The future of our food depends on tiny seeds in orchards and fields the world over. In 1943, one of the first to recognize this fact, the great botanist Nikolay Vavilov, lay dying of starvation in a Soviet prison. But in the years before Stalin jailed him as a scapegoat for the country’s famines, Vavilov had traveled over five continents, collecting hundreds of thousands of seeds in an effort to outline the ancient centers of agricultural diversity and guard against widespread hunger. Now, another remarkable scientist—and vivid storyteller—has retraced his footsteps. In Where Our Food Comes From, Gary Paul Nabhan weaves together Vavilov’s extraordinary story with his own expeditions to Earth’s richest agricultural landscapes and the cultures that tend them. Retracing Vavilov’s path from Mexico and the Colombian Amazon to the glaciers of the Pamirs in Tajikistan, he draws a vibrant portrait of changes that have occurred since Vavilov’s time and why they matter. In his travels, Nabhan shows how climate change, free trade policies, genetic engineering, and loss of traditional knowledge are threatening our food supply. Through discussions with local farmers, visits to local outdoor markets, and comparison of his own observations in eleven countries to those recorded in Vavilov’s journals and photos, Nabhan reveals just how much diversity has
already been lost. But he also shows what resilient farmers and scientists in many regions are doing to save the remaining living riches of our world. It is a cruel irony that Vavilov, a man who spent his life working to foster nutrition, ultimately died from lack of it. In telling his story, Where Our Food Comes From brings to life the intricate relationships among culture, politics, the land, and the future of the world’s food.
About the Author
Gary Paul Nabhan is an internationally celebrated nature writer, food and farming activist, and proponent of conserving the links between biodiversity and cultural diversity. He has been been honored as a pioneer and creative force in the “local food movement” and seed saving community by Utne Reader, Mother Earth News, New York Times, Bioneers, and Time magazine.
As the W.K. Kellogg Endowed Chair in Sustainable Food Systems at the University of Arizona Southwest Center, he works with students, faculty and non-profits to build a more just, nutritious, sustainable, and climate-resilient foodshed spanning the U.S./Mexico border. He was among the earliest researchers to promote the use of native foods in preventing diabetes, especially in his role as a co-founder and researcher with Native Seeds/SEARCH. Gary is also personally engaged as an orchard-keeper, wild foods forager, and pollinator habitat restorationist working from his small farm in Patagonia, Arizona near the Mexican border. He has helped forge “the radical center” for collaborative conservation among farmers, ranchers, indigenous peoples and environmentalists in the West. He played key roles in establishing the Ironwood Forest National Monument, community-based seed banks, land reserves for conserving wild crop relatives, and restored habitats for migratory pollinators throughout the West.
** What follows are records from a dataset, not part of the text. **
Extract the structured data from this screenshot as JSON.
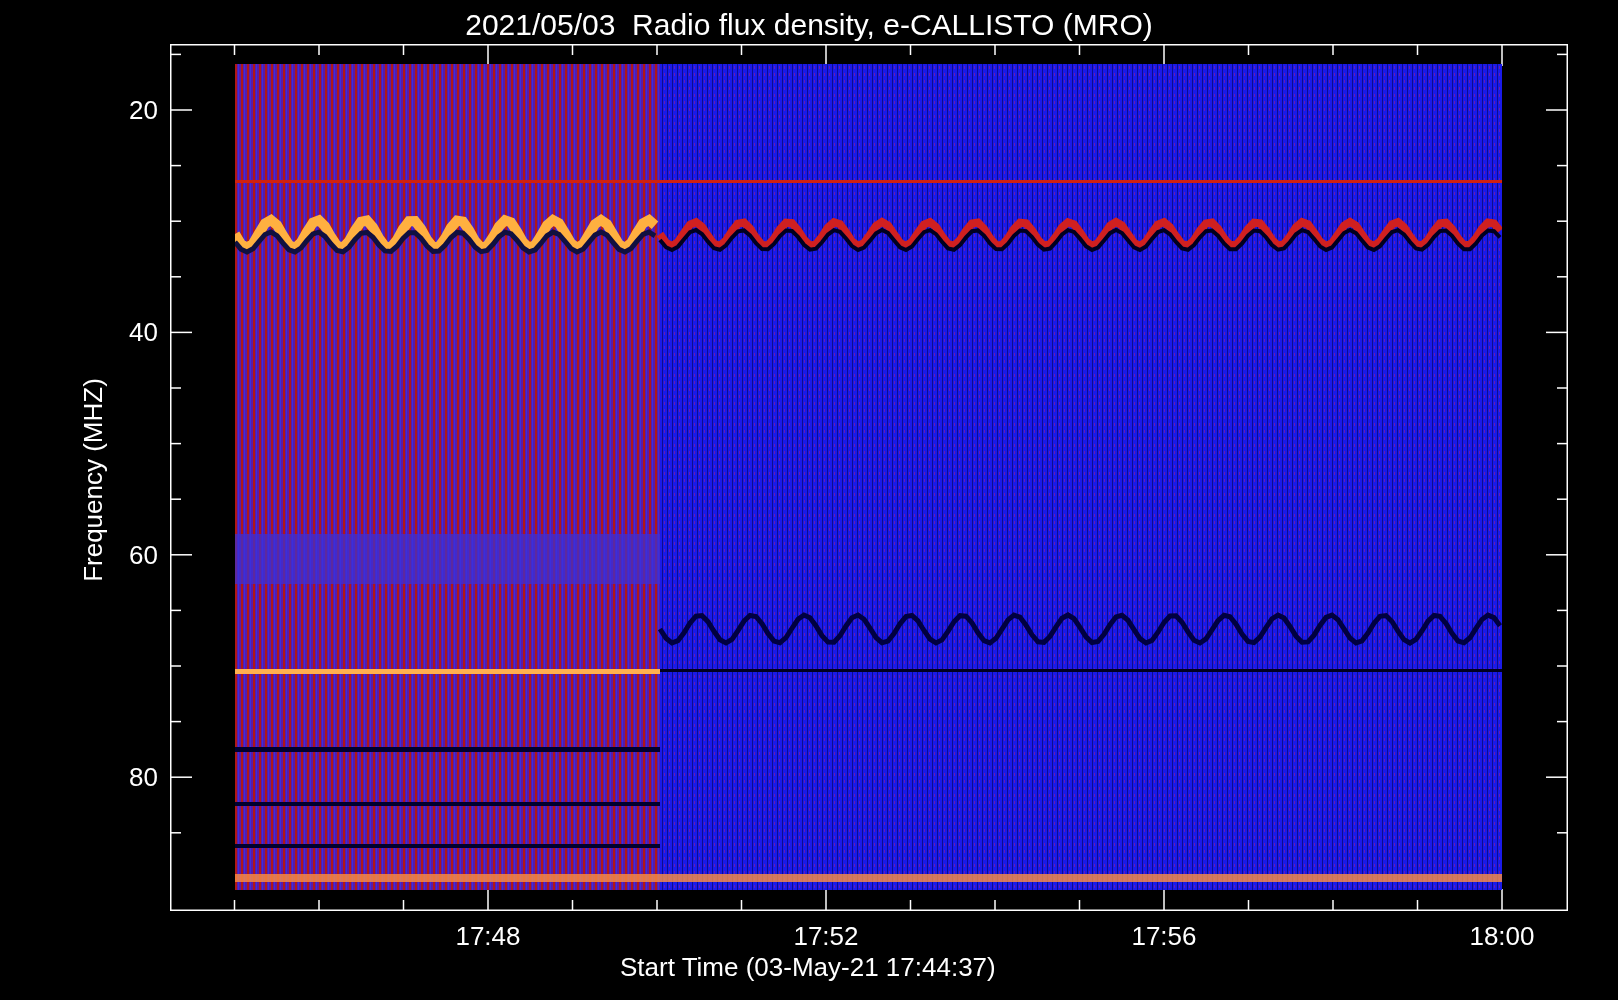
{
  "title": "2021/05/03  Radio flux density, e-CALLISTO (MRO)",
  "y_axis": {
    "label": "Frequency (MHZ)",
    "ticks": [
      "20",
      "40",
      "60",
      "80"
    ]
  },
  "x_axis": {
    "label": "Start Time (03-May-21 17:44:37)",
    "ticks": [
      "17:48",
      "17:52",
      "17:56",
      "18:00"
    ]
  }
}
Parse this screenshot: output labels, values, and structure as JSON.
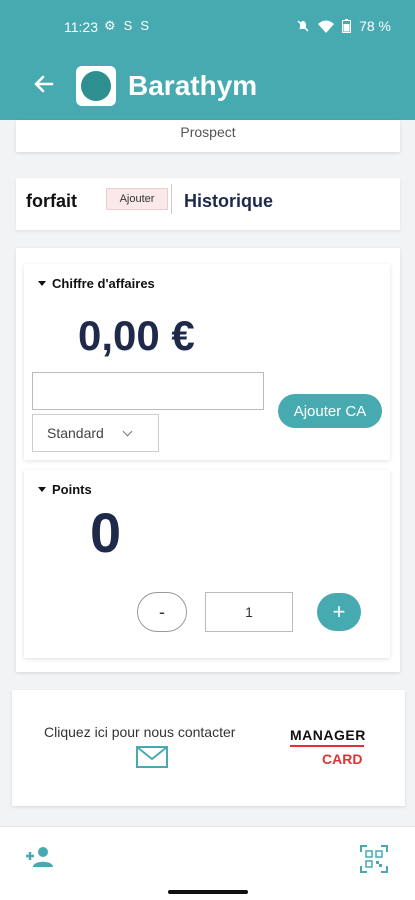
{
  "status_bar": {
    "time": "11:23",
    "battery": "78 %",
    "left_icons": [
      "gear-icon",
      "s-icon",
      "s-icon"
    ],
    "right_icons": [
      "mute-icon",
      "wifi-icon",
      "battery-icon"
    ]
  },
  "app_bar": {
    "title": "Barathym",
    "back_icon": "arrow-left-icon",
    "accent_color": "#46aab0"
  },
  "profile": {
    "status": "Prospect"
  },
  "tabs": {
    "forfait_label": "forfait",
    "add_label": "Ajouter",
    "history_label": "Historique"
  },
  "revenue": {
    "section_title": "Chiffre d'affaires",
    "amount": "0,00 €",
    "input_value": "",
    "select_value": "Standard",
    "add_button": "Ajouter CA"
  },
  "points": {
    "section_title": "Points",
    "value": "0",
    "minus_label": "-",
    "quantity": "1",
    "plus_label": "+"
  },
  "contact": {
    "text": "Cliquez ici pour nous contacter",
    "brand_top": "MANAGER",
    "brand_bottom": "CARD",
    "brand_color": "#d33333"
  },
  "bottom_bar": {
    "left_icon": "add-user-icon",
    "right_icon": "qr-scan-icon"
  }
}
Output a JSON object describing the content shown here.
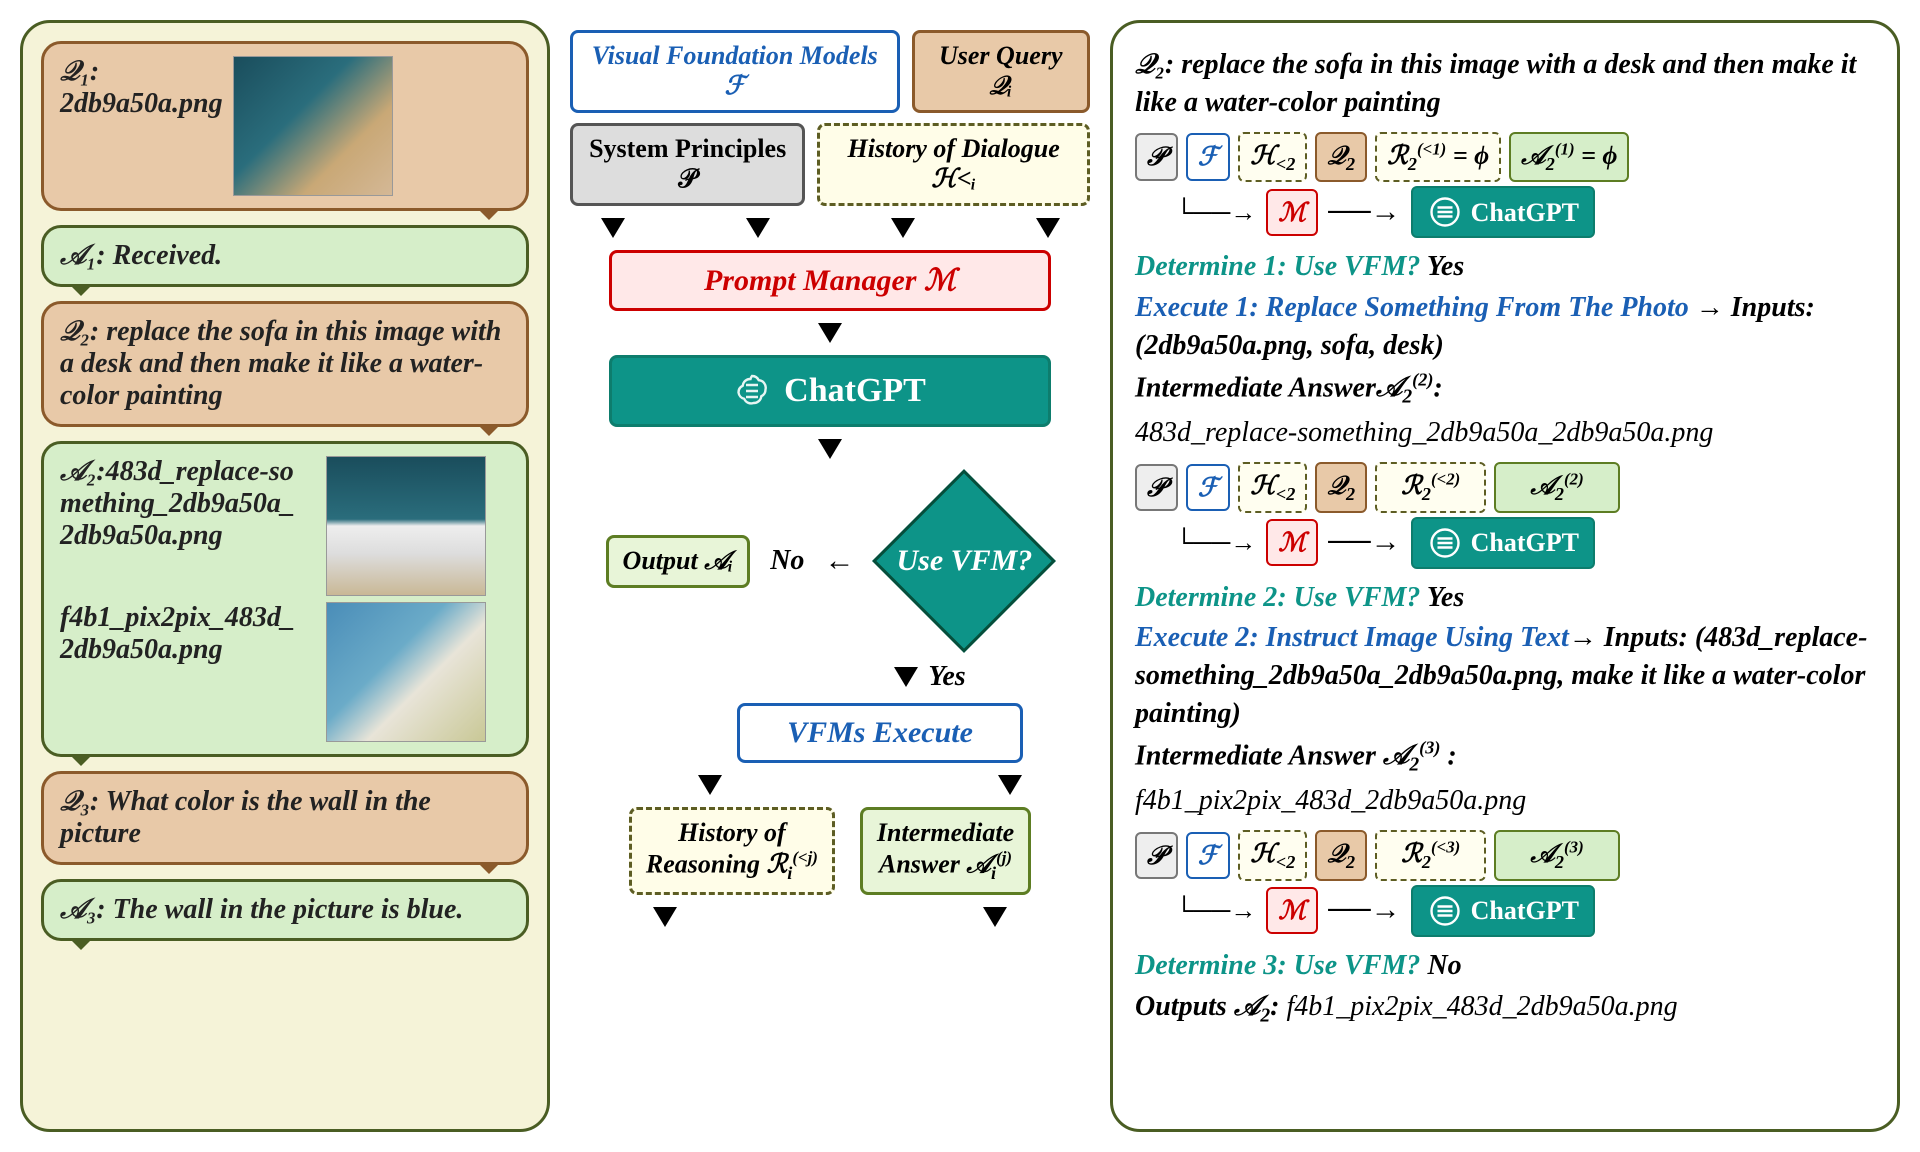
{
  "left": {
    "q1_label": "𝒬₁:",
    "q1_file": "2db9a50a.png",
    "a1": "𝒜₁: Received.",
    "q2": "𝒬₂: replace the sofa in this image with a desk and then make it like a water-color painting",
    "a2_label": "𝒜₂:",
    "a2_file1": "483d_replace-something_2db9a50a_2db9a50a.png",
    "a2_file2": "f4b1_pix2pix_483d_2db9a50a.png",
    "q3": "𝒬₃: What color is the wall in the picture",
    "a3": "𝒜₃: The wall in the picture is blue."
  },
  "center": {
    "vfm": "Visual Foundation Models ℱ",
    "uq": "User Query 𝒬ᵢ",
    "sp": "System Principles 𝒫",
    "hd": "History of Dialogue ℋ<ᵢ",
    "pm": "Prompt  Manager ℳ",
    "gpt": "ChatGPT",
    "decision": "Use VFM?",
    "no": "No",
    "yes": "Yes",
    "out": "Output 𝒜ᵢ",
    "vfme": "VFMs Execute",
    "hr": "History of Reasoning ℛᵢ(<j)",
    "ia": "Intermediate Answer 𝒜ᵢ(j)"
  },
  "right": {
    "q2": "𝒬₂: replace the sofa in this image with a desk and then make it like a water-color painting",
    "tokens": {
      "p": "𝒫",
      "f": "ℱ",
      "h": "ℋ<₂",
      "q": "𝒬₂",
      "r1": "ℛ₂(<1) = ϕ",
      "a1": "𝒜₂(1) = ϕ",
      "r2": "ℛ₂(<2)",
      "a2": "𝒜₂(2)",
      "r3": "ℛ₂(<3)",
      "a3": "𝒜₂(3)",
      "m": "ℳ",
      "gpt": "ChatGPT"
    },
    "det1_label": "Determine 1",
    "det1_q": ": Use VFM?",
    "det1_a": " Yes",
    "exe1_label": "Execute 1",
    "exe1_body": ": Replace Something From The Photo",
    "exe1_arrow": " → ",
    "exe1_in": "Inputs: (2db9a50a.png, sofa, desk)",
    "ia1_label": "Intermediate Answer",
    "ia1_sym": "𝒜₂(2)",
    "ia1_colon": ":",
    "ia1_val": "483d_replace-something_2db9a50a_2db9a50a.png",
    "det2_label": "Determine 2",
    "det2_q": ": Use VFM?",
    "det2_a": " Yes",
    "exe2_label": "Execute 2",
    "exe2_body": ": Instruct Image Using Text",
    "exe2_arrow": "→ ",
    "exe2_in": "Inputs: (483d_replace-something_2db9a50a_2db9a50a.png, make it like a water-color painting)",
    "ia2_label": "Intermediate Answer ",
    "ia2_sym": "𝒜₂(3)",
    "ia2_colon": " :",
    "ia2_val": "f4b1_pix2pix_483d_2db9a50a.png",
    "det3_label": "Determine 3",
    "det3_q": ": Use VFM?",
    "det3_a": " No",
    "out_label": "Outputs ",
    "out_sym": "𝒜₂",
    "out_colon": ": ",
    "out_val": "f4b1_pix2pix_483d_2db9a50a.png"
  }
}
Agricultural historian Peter Hatch of Monticello has called Nabhan “the lyrical scholar of genetic diversity.” As an Arab-American essayist and poet, he is author or editor of twenty-four books, some of which have been translated into Arabic, Spanish, Italian, French, Croation, Korean, Chinese and Japanese. For his creative writing and its influence on community-based conservation, he has been honored with a MacArthur “genius” award, a Lannan Literary Fellowship, a Southwest Book Award, the John Burroughs Medal for nature writing, the Vavilov Medal, and several honorary degrees and lifetime achievement awards.
He works most of the year as a research scientist at Tumamoc Hill and the Southwest Center of the University of Arizona, but he is also engaged with several food justice and farming alliances, including Sabores Sin Fronteras, Santa Cruz Valley Heritage Alliance, Wild Farm Alliance, Renewing America’s Food Traditions, and the Borderlands Habitat Restoration Initiative. Nabhan is humbled and honored to serve as a professed Ecumenical Franciscan brother, helping the Franciscan Action Network in shaping ethical responses to environmental injustice, to immigration issues, and to climate change.